▸ Problem requirements:
All of the records below are to be output exactly; no image belongs in the result.

▸ Records supplied:
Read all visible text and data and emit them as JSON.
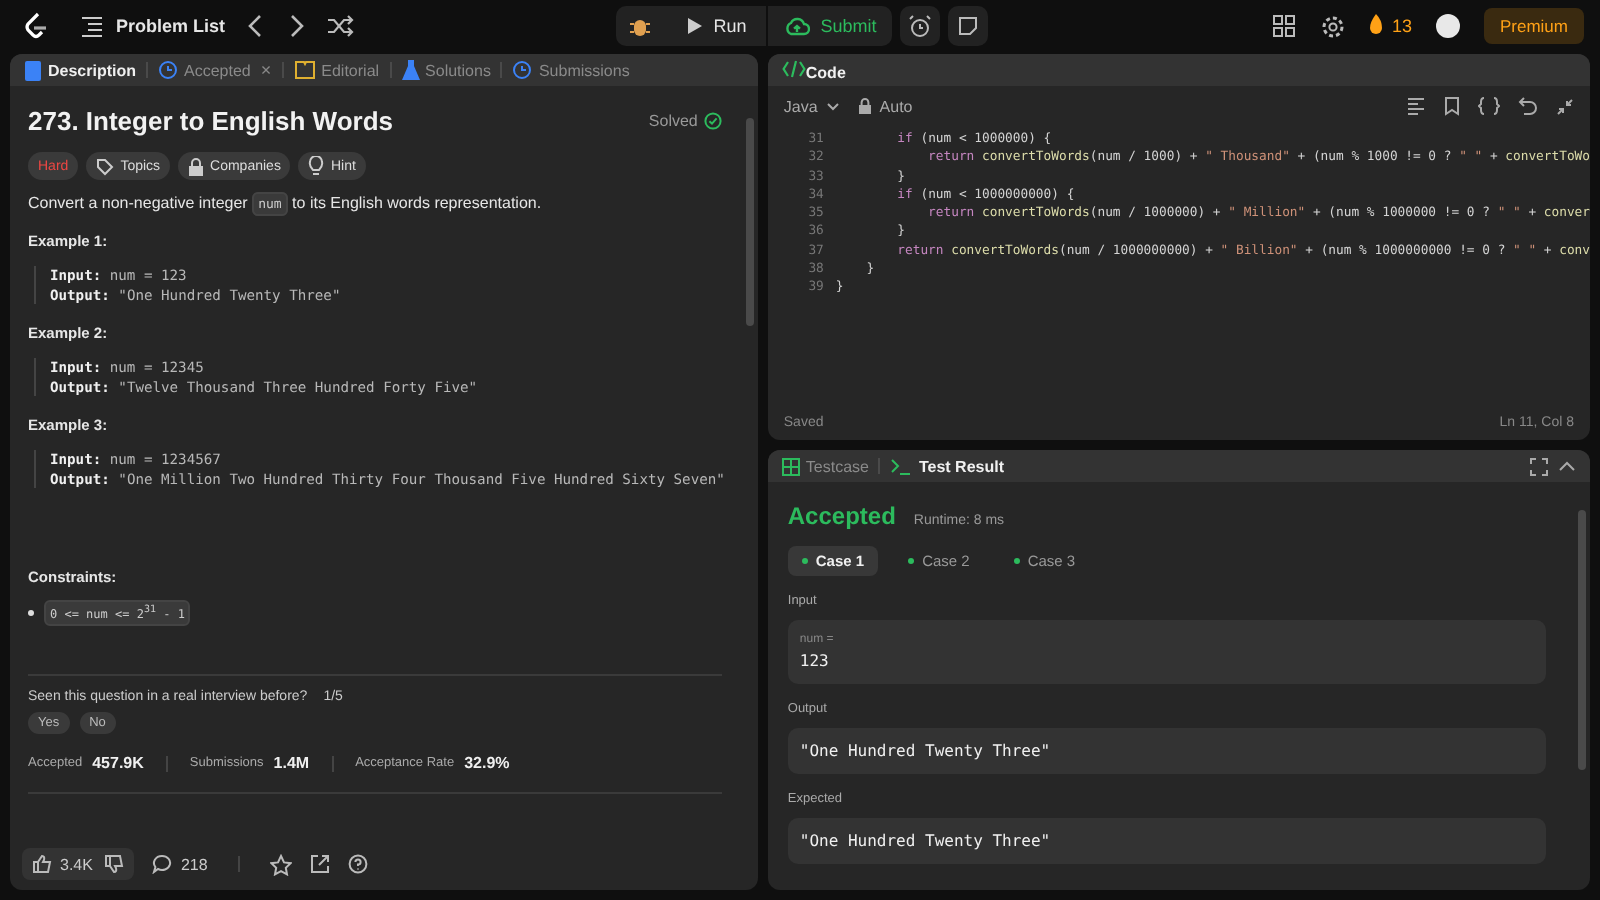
{
  "topbar": {
    "problem_list": "Problem List",
    "run": "Run",
    "submit": "Submit",
    "streak": "13",
    "premium": "Premium"
  },
  "description_tabs": [
    {
      "label": "Description",
      "kind": "doc",
      "selected": true
    },
    {
      "label": "Accepted",
      "kind": "clock",
      "selected": false,
      "close": "×"
    },
    {
      "label": "Editorial",
      "kind": "book",
      "selected": false
    },
    {
      "label": "Solutions",
      "kind": "flask",
      "selected": false
    },
    {
      "label": "Submissions",
      "kind": "clock",
      "selected": false
    }
  ],
  "problem": {
    "title": "273. Integer to English Words",
    "status": "Solved",
    "difficulty": "Hard",
    "tags": [
      {
        "label": "Topics",
        "kind": "tag"
      },
      {
        "label": "Companies",
        "kind": "lock"
      },
      {
        "label": "Hint",
        "kind": "bulb"
      }
    ],
    "statement_before": "Convert a non-negative integer",
    "statement_code": "num",
    "statement_after": "to its English words representation.",
    "examples": [
      {
        "title": "Example 1:",
        "input_label": "Input:",
        "input": "num = 123",
        "output_label": "Output:",
        "output": "\"One Hundred Twenty Three\""
      },
      {
        "title": "Example 2:",
        "input_label": "Input:",
        "input": "num = 12345",
        "output_label": "Output:",
        "output": "\"Twelve Thousand Three Hundred Forty Five\""
      },
      {
        "title": "Example 3:",
        "input_label": "Input:",
        "input": "num = 1234567",
        "output_label": "Output:",
        "output": "\"One Million Two Hundred Thirty Four Thousand Five Hundred Sixty Seven\""
      }
    ],
    "constraints_title": "Constraints:",
    "constraints": [
      "0 <= num <= 2$^{31}$ - 1"
    ],
    "interview_question": "Seen this question in a real interview before?",
    "interview_count": "1/5",
    "answers": [
      "Yes",
      "No"
    ],
    "stats": [
      {
        "label": "Accepted",
        "value": "457.9K"
      },
      {
        "label": "Submissions",
        "value": "1.4M"
      },
      {
        "label": "Acceptance Rate",
        "value": "32.9%"
      }
    ],
    "likes": "3.4K",
    "comments": "218"
  },
  "code": {
    "title": "Code",
    "language": "Java",
    "mode": "Auto",
    "status": "Saved",
    "cursor": "Ln 11, Col 8",
    "lines": [
      {
        "number": "31",
        "tokens": [
          {
            "kind": "kw",
            "text": "        if"
          },
          {
            "kind": "plain",
            "text": " (num < 1000000) {"
          }
        ]
      },
      {
        "number": "32",
        "tokens": [
          {
            "kind": "kw",
            "text": "            return"
          },
          {
            "kind": "fn",
            "text": " convertToWords"
          },
          {
            "kind": "plain",
            "text": "(num / 1000) + "
          },
          {
            "kind": "str",
            "text": "\" Thousand\""
          },
          {
            "kind": "plain",
            "text": " + (num % 1000 != 0 ? "
          },
          {
            "kind": "str",
            "text": "\" \""
          },
          {
            "kind": "plain",
            "text": " + "
          },
          {
            "kind": "fn",
            "text": "convertToWo"
          }
        ]
      },
      {
        "number": "33",
        "tokens": [
          {
            "kind": "plain",
            "text": "        }"
          }
        ]
      },
      {
        "number": "34",
        "tokens": [
          {
            "kind": "kw",
            "text": "        if"
          },
          {
            "kind": "plain",
            "text": " (num < 1000000000) {"
          }
        ]
      },
      {
        "number": "35",
        "tokens": [
          {
            "kind": "kw",
            "text": "            return"
          },
          {
            "kind": "fn",
            "text": " convertToWords"
          },
          {
            "kind": "plain",
            "text": "(num / 1000000) + "
          },
          {
            "kind": "str",
            "text": "\" Million\""
          },
          {
            "kind": "plain",
            "text": " + (num % 1000000 != 0 ? "
          },
          {
            "kind": "str",
            "text": "\" \""
          },
          {
            "kind": "plain",
            "text": " + "
          },
          {
            "kind": "fn",
            "text": "conver"
          }
        ]
      },
      {
        "number": "36",
        "tokens": [
          {
            "kind": "plain",
            "text": "        }"
          }
        ]
      },
      {
        "number": "37",
        "tokens": [
          {
            "kind": "kw",
            "text": "        return"
          },
          {
            "kind": "fn",
            "text": " convertToWords"
          },
          {
            "kind": "plain",
            "text": "(num / 1000000000) + "
          },
          {
            "kind": "str",
            "text": "\" Billion\""
          },
          {
            "kind": "plain",
            "text": " + (num % 1000000000 != 0 ? "
          },
          {
            "kind": "str",
            "text": "\" \""
          },
          {
            "kind": "plain",
            "text": " + "
          },
          {
            "kind": "fn",
            "text": "conv"
          }
        ]
      },
      {
        "number": "38",
        "tokens": [
          {
            "kind": "plain",
            "text": "    }"
          }
        ]
      },
      {
        "number": "39",
        "tokens": [
          {
            "kind": "plain",
            "text": "}"
          }
        ]
      }
    ]
  },
  "result_tabs": [
    {
      "label": "Testcase",
      "selected": false
    },
    {
      "label": "Test Result",
      "selected": true
    }
  ],
  "result": {
    "verdict": "Accepted",
    "runtime": "Runtime: 8 ms",
    "cases": [
      {
        "label": "Case 1",
        "selected": true
      },
      {
        "label": "Case 2",
        "selected": false
      },
      {
        "label": "Case 3",
        "selected": false
      }
    ],
    "input_title": "Input",
    "input_name": "num =",
    "input_value": "123",
    "output_title": "Output",
    "output_value": "\"One Hundred Twenty Three\"",
    "expected_title": "Expected",
    "expected_value": "\"One Hundred Twenty Three\""
  }
}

▸ Your solution:
Read all visible text and data and emit them as JSON.
{
  "topbar": {
    "problem_list": "Problem List",
    "run": "Run",
    "submit": "Submit",
    "streak": "13",
    "premium": "Premium"
  },
  "description_tabs": [
    {
      "label": "Description",
      "kind": "doc",
      "selected": true
    },
    {
      "label": "Accepted",
      "kind": "clock",
      "selected": false,
      "close": "×"
    },
    {
      "label": "Editorial",
      "kind": "book",
      "selected": false
    },
    {
      "label": "Solutions",
      "kind": "flask",
      "selected": false
    },
    {
      "label": "Submissions",
      "kind": "clock",
      "selected": false
    }
  ],
  "problem": {
    "title": "273. Integer to English Words",
    "status": "Solved",
    "difficulty": "Hard",
    "tags": [
      {
        "label": "Topics",
        "kind": "tag"
      },
      {
        "label": "Companies",
        "kind": "lock"
      },
      {
        "label": "Hint",
        "kind": "bulb"
      }
    ],
    "statement_before": "Convert a non-negative integer",
    "statement_code": "num",
    "statement_after": "to its English words representation.",
    "examples": [
      {
        "title": "Example 1:",
        "input_label": "Input:",
        "input": "num = 123",
        "output_label": "Output:",
        "output": "\"One Hundred Twenty Three\""
      },
      {
        "title": "Example 2:",
        "input_label": "Input:",
        "input": "num = 12345",
        "output_label": "Output:",
        "output": "\"Twelve Thousand Three Hundred Forty Five\""
      },
      {
        "title": "Example 3:",
        "input_label": "Input:",
        "input": "num = 1234567",
        "output_label": "Output:",
        "output": "\"One Million Two Hundred Thirty Four Thousand Five Hundred Sixty Seven\""
      }
    ],
    "constraints_title": "Constraints:",
    "constraints": [
      "0 <= num <= 2$^{31}$ - 1"
    ],
    "interview_question": "Seen this question in a real interview before?",
    "interview_count": "1/5",
    "answers": [
      "Yes",
      "No"
    ],
    "stats": [
      {
        "label": "Accepted",
        "value": "457.9K"
      },
      {
        "label": "Submissions",
        "value": "1.4M"
      },
      {
        "label": "Acceptance Rate",
        "value": "32.9%"
      }
    ],
    "likes": "3.4K",
    "comments": "218"
  },
  "code": {
    "title": "Code",
    "language": "Java",
    "mode": "Auto",
    "status": "Saved",
    "cursor": "Ln 11, Col 8",
    "lines": [
      {
        "number": "31",
        "tokens": [
          {
            "kind": "kw",
            "text": "        if"
          },
          {
            "kind": "plain",
            "text": " (num < 1000000) {"
          }
        ]
      },
      {
        "number": "32",
        "tokens": [
          {
            "kind": "kw",
            "text": "            return"
          },
          {
            "kind": "fn",
            "text": " convertToWords"
          },
          {
            "kind": "plain",
            "text": "(num / 1000) + "
          },
          {
            "kind": "str",
            "text": "\" Thousand\""
          },
          {
            "kind": "plain",
            "text": " + (num % 1000 != 0 ? "
          },
          {
            "kind": "str",
            "text": "\" \""
          },
          {
            "kind": "plain",
            "text": " + "
          },
          {
            "kind": "fn",
            "text": "convertToWo"
          }
        ]
      },
      {
        "number": "33",
        "tokens": [
          {
            "kind": "plain",
            "text": "        }"
          }
        ]
      },
      {
        "number": "34",
        "tokens": [
          {
            "kind": "kw",
            "text": "        if"
          },
          {
            "kind": "plain",
            "text": " (num < 1000000000) {"
          }
        ]
      },
      {
        "number": "35",
        "tokens": [
          {
            "kind": "kw",
            "text": "            return"
          },
          {
            "kind": "fn",
            "text": " convertToWords"
          },
          {
            "kind": "plain",
            "text": "(num / 1000000) + "
          },
          {
            "kind": "str",
            "text": "\" Million\""
          },
          {
            "kind": "plain",
            "text": " + (num % 1000000 != 0 ? "
          },
          {
            "kind": "str",
            "text": "\" \""
          },
          {
            "kind": "plain",
            "text": " + "
          },
          {
            "kind": "fn",
            "text": "conver"
          }
        ]
      },
      {
        "number": "36",
        "tokens": [
          {
            "kind": "plain",
            "text": "        }"
          }
        ]
      },
      {
        "number": "37",
        "tokens": [
          {
            "kind": "kw",
            "text": "        return"
          },
          {
            "kind": "fn",
            "text": " convertToWords"
          },
          {
            "kind": "plain",
            "text": "(num / 1000000000) + "
          },
          {
            "kind": "str",
            "text": "\" Billion\""
          },
          {
            "kind": "plain",
            "text": " + (num % 1000000000 != 0 ? "
          },
          {
            "kind": "str",
            "text": "\" \""
          },
          {
            "kind": "plain",
            "text": " + "
          },
          {
            "kind": "fn",
            "text": "conv"
          }
        ]
      },
      {
        "number": "38",
        "tokens": [
          {
            "kind": "plain",
            "text": "    }"
          }
        ]
      },
      {
        "number": "39",
        "tokens": [
          {
            "kind": "plain",
            "text": "}"
          }
        ]
      }
    ]
  },
  "result_tabs": [
    {
      "label": "Testcase",
      "selected": false
    },
    {
      "label": "Test Result",
      "selected": true
    }
  ],
  "result": {
    "verdict": "Accepted",
    "runtime": "Runtime: 8 ms",
    "cases": [
      {
        "label": "Case 1",
        "selected": true
      },
      {
        "label": "Case 2",
        "selected": false
      },
      {
        "label": "Case 3",
        "selected": false
      }
    ],
    "input_title": "Input",
    "input_name": "num =",
    "input_value": "123",
    "output_title": "Output",
    "output_value": "\"One Hundred Twenty Three\"",
    "expected_title": "Expected",
    "expected_value": "\"One Hundred Twenty Three\""
  }
}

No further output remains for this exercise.